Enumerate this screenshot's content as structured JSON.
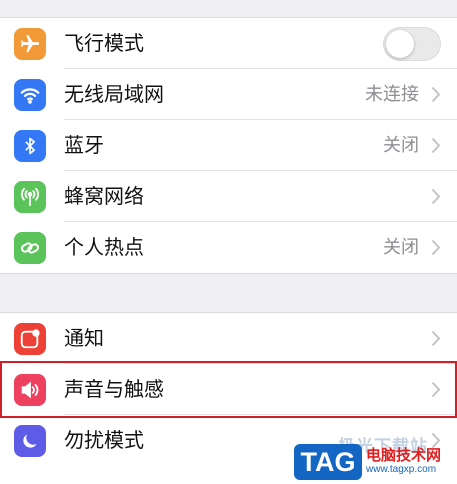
{
  "colors": {
    "airplane": "#f19a37",
    "wifi": "#3478f6",
    "bluetooth": "#3478f6",
    "cellular": "#5ac35a",
    "hotspot": "#5ac35a",
    "notifications": "#ee4136",
    "sounds": "#ee4160",
    "dnd": "#5e5ce6",
    "highlight": "#d0202a"
  },
  "group1": [
    {
      "label": "飞行模式",
      "icon": "airplane-icon",
      "control": "toggle",
      "toggle_on": false
    },
    {
      "label": "无线局域网",
      "icon": "wifi-icon",
      "value": "未连接"
    },
    {
      "label": "蓝牙",
      "icon": "bluetooth-icon",
      "value": "关闭"
    },
    {
      "label": "蜂窝网络",
      "icon": "cellular-icon",
      "value": ""
    },
    {
      "label": "个人热点",
      "icon": "hotspot-icon",
      "value": "关闭"
    }
  ],
  "group2": [
    {
      "label": "通知",
      "icon": "notifications-icon",
      "value": ""
    },
    {
      "label": "声音与触感",
      "icon": "sounds-icon",
      "value": ""
    },
    {
      "label": "勿扰模式",
      "icon": "moon-icon",
      "value": ""
    }
  ],
  "watermark": {
    "faint": "极光下载站",
    "badge": "TAG",
    "name": "电脑技术网",
    "url": "www.tagxp.com"
  }
}
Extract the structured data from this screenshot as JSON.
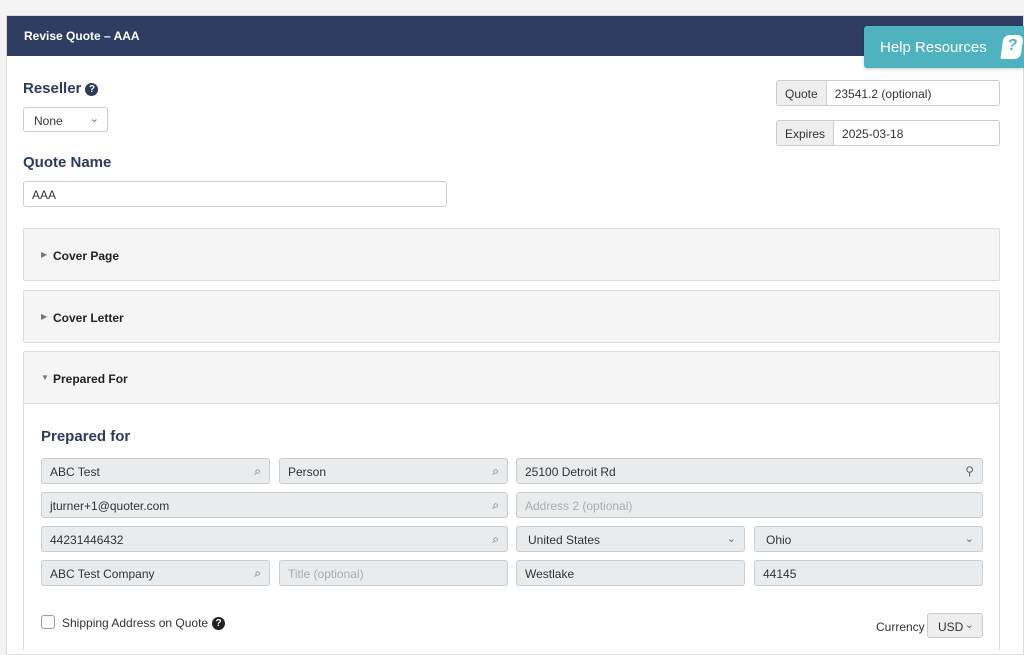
{
  "window": {
    "title": "Revise Quote – AAA"
  },
  "help": {
    "label": "Help Resources",
    "icon": "question-bubble-icon",
    "icon_glyph": "?"
  },
  "reseller": {
    "heading": "Reseller",
    "help_glyph": "?",
    "selected": "None"
  },
  "quote_number": {
    "label": "Quote",
    "placeholder": "23541.2 (optional)"
  },
  "expires": {
    "label": "Expires",
    "value": "2025-03-18"
  },
  "quote_name": {
    "heading": "Quote Name",
    "value": "AAA"
  },
  "panels": {
    "cover_page": "Cover Page",
    "cover_letter": "Cover Letter",
    "prepared_for": "Prepared For"
  },
  "prepared_for": {
    "heading": "Prepared for",
    "organization": "ABC Test",
    "person": "Person",
    "address1": "25100 Detroit Rd",
    "email": "jturner+1@quoter.com",
    "address2_placeholder": "Address 2 (optional)",
    "phone": "44231446432",
    "country": "United States",
    "state": "Ohio",
    "company": "ABC Test Company",
    "title_placeholder": "Title (optional)",
    "city": "Westlake",
    "zip": "44145"
  },
  "shipping": {
    "label": "Shipping Address on Quote",
    "help_glyph": "?"
  },
  "currency": {
    "label": "Currency",
    "selected": "USD"
  },
  "glyphs": {
    "search": "⌕",
    "pin": "⚲",
    "chevron": "⌄",
    "caret_right": "▶",
    "caret_down": "▼"
  }
}
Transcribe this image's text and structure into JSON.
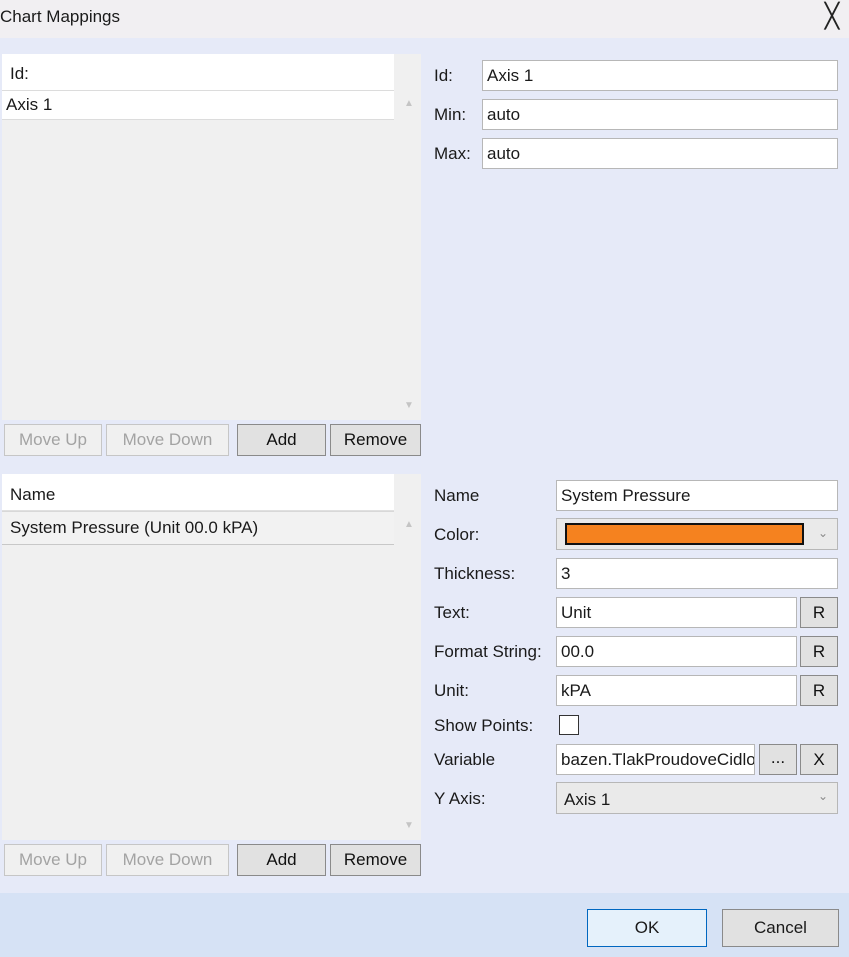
{
  "window": {
    "title": "Chart Mappings",
    "close_glyph": "╳"
  },
  "axes": {
    "list_header": "Id:",
    "items": [
      {
        "label": "Axis 1"
      }
    ],
    "buttons": {
      "move_up": "Move Up",
      "move_down": "Move Down",
      "add": "Add",
      "remove": "Remove"
    },
    "form": {
      "id_label": "Id:",
      "id_value": "Axis 1",
      "min_label": "Min:",
      "min_value": "auto",
      "max_label": "Max:",
      "max_value": "auto"
    }
  },
  "series": {
    "list_header": "Name",
    "items": [
      {
        "label": "System Pressure (Unit 00.0 kPA)"
      }
    ],
    "buttons": {
      "move_up": "Move Up",
      "move_down": "Move Down",
      "add": "Add",
      "remove": "Remove"
    },
    "form": {
      "name_label": "Name",
      "name_value": "System Pressure",
      "color_label": "Color:",
      "color_value": "#f5821f",
      "thickness_label": "Thickness:",
      "thickness_value": "3",
      "text_label": "Text:",
      "text_value": "Unit",
      "format_label": "Format String:",
      "format_value": "00.0",
      "unit_label": "Unit:",
      "unit_value": "kPA",
      "reset_label": "R",
      "show_points_label": "Show Points:",
      "show_points_checked": false,
      "variable_label": "Variable",
      "variable_value": "bazen.TlakProudoveCidlo",
      "browse_label": "...",
      "clear_label": "X",
      "yaxis_label": "Y Axis:",
      "yaxis_value": "Axis 1"
    }
  },
  "footer": {
    "ok": "OK",
    "cancel": "Cancel"
  }
}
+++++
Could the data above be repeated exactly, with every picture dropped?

Reply:
Enumerate this screenshot's content as structured JSON.
{
  "colors": {
    "airplane": "#f19a37",
    "wifi": "#3478f6",
    "bluetooth": "#3478f6",
    "cellular": "#5ac35a",
    "hotspot": "#5ac35a",
    "notifications": "#ee4136",
    "sounds": "#ee4160",
    "dnd": "#5e5ce6",
    "highlight": "#d0202a"
  },
  "group1": [
    {
      "label": "飞行模式",
      "icon": "airplane-icon",
      "control": "toggle",
      "toggle_on": false
    },
    {
      "label": "无线局域网",
      "icon": "wifi-icon",
      "value": "未连接"
    },
    {
      "label": "蓝牙",
      "icon": "bluetooth-icon",
      "value": "关闭"
    },
    {
      "label": "蜂窝网络",
      "icon": "cellular-icon",
      "value": ""
    },
    {
      "label": "个人热点",
      "icon": "hotspot-icon",
      "value": "关闭"
    }
  ],
  "group2": [
    {
      "label": "通知",
      "icon": "notifications-icon",
      "value": ""
    },
    {
      "label": "声音与触感",
      "icon": "sounds-icon",
      "value": ""
    },
    {
      "label": "勿扰模式",
      "icon": "moon-icon",
      "value": ""
    }
  ],
  "watermark": {
    "faint": "极光下载站",
    "badge": "TAG",
    "name": "电脑技术网",
    "url": "www.tagxp.com"
  }
}
Extract the structured data from this screenshot as JSON.
{
  "window": {
    "title": "Revise Quote – AAA"
  },
  "help": {
    "label": "Help Resources",
    "icon": "question-bubble-icon",
    "icon_glyph": "?"
  },
  "reseller": {
    "heading": "Reseller",
    "help_glyph": "?",
    "selected": "None"
  },
  "quote_number": {
    "label": "Quote",
    "placeholder": "23541.2 (optional)"
  },
  "expires": {
    "label": "Expires",
    "value": "2025-03-18"
  },
  "quote_name": {
    "heading": "Quote Name",
    "value": "AAA"
  },
  "panels": {
    "cover_page": "Cover Page",
    "cover_letter": "Cover Letter",
    "prepared_for": "Prepared For"
  },
  "prepared_for": {
    "heading": "Prepared for",
    "organization": "ABC Test",
    "person": "Person",
    "address1": "25100 Detroit Rd",
    "email": "jturner+1@quoter.com",
    "address2_placeholder": "Address 2 (optional)",
    "phone": "44231446432",
    "country": "United States",
    "state": "Ohio",
    "company": "ABC Test Company",
    "title_placeholder": "Title (optional)",
    "city": "Westlake",
    "zip": "44145"
  },
  "shipping": {
    "label": "Shipping Address on Quote",
    "help_glyph": "?"
  },
  "currency": {
    "label": "Currency",
    "selected": "USD"
  },
  "glyphs": {
    "search": "⌕",
    "pin": "⚲",
    "chevron": "⌄",
    "caret_right": "▶",
    "caret_down": "▼"
  }
}
Transcribe this image's text and structure into JSON.
{
  "window": {
    "title": "Chart Mappings",
    "close_glyph": "╳"
  },
  "axes": {
    "list_header": "Id:",
    "items": [
      {
        "label": "Axis 1"
      }
    ],
    "buttons": {
      "move_up": "Move Up",
      "move_down": "Move Down",
      "add": "Add",
      "remove": "Remove"
    },
    "form": {
      "id_label": "Id:",
      "id_value": "Axis 1",
      "min_label": "Min:",
      "min_value": "auto",
      "max_label": "Max:",
      "max_value": "auto"
    }
  },
  "series": {
    "list_header": "Name",
    "items": [
      {
        "label": "System Pressure (Unit 00.0 kPA)"
      }
    ],
    "buttons": {
      "move_up": "Move Up",
      "move_down": "Move Down",
      "add": "Add",
      "remove": "Remove"
    },
    "form": {
      "name_label": "Name",
      "name_value": "System Pressure",
      "color_label": "Color:",
      "color_value": "#f5821f",
      "thickness_label": "Thickness:",
      "thickness_value": "3",
      "text_label": "Text:",
      "text_value": "Unit",
      "format_label": "Format String:",
      "format_value": "00.0",
      "unit_label": "Unit:",
      "unit_value": "kPA",
      "reset_label": "R",
      "show_points_label": "Show Points:",
      "show_points_checked": false,
      "variable_label": "Variable",
      "variable_value": "bazen.TlakProudoveCidlo",
      "browse_label": "...",
      "clear_label": "X",
      "yaxis_label": "Y Axis:",
      "yaxis_value": "Axis 1"
    }
  },
  "footer": {
    "ok": "OK",
    "cancel": "Cancel"
  }
}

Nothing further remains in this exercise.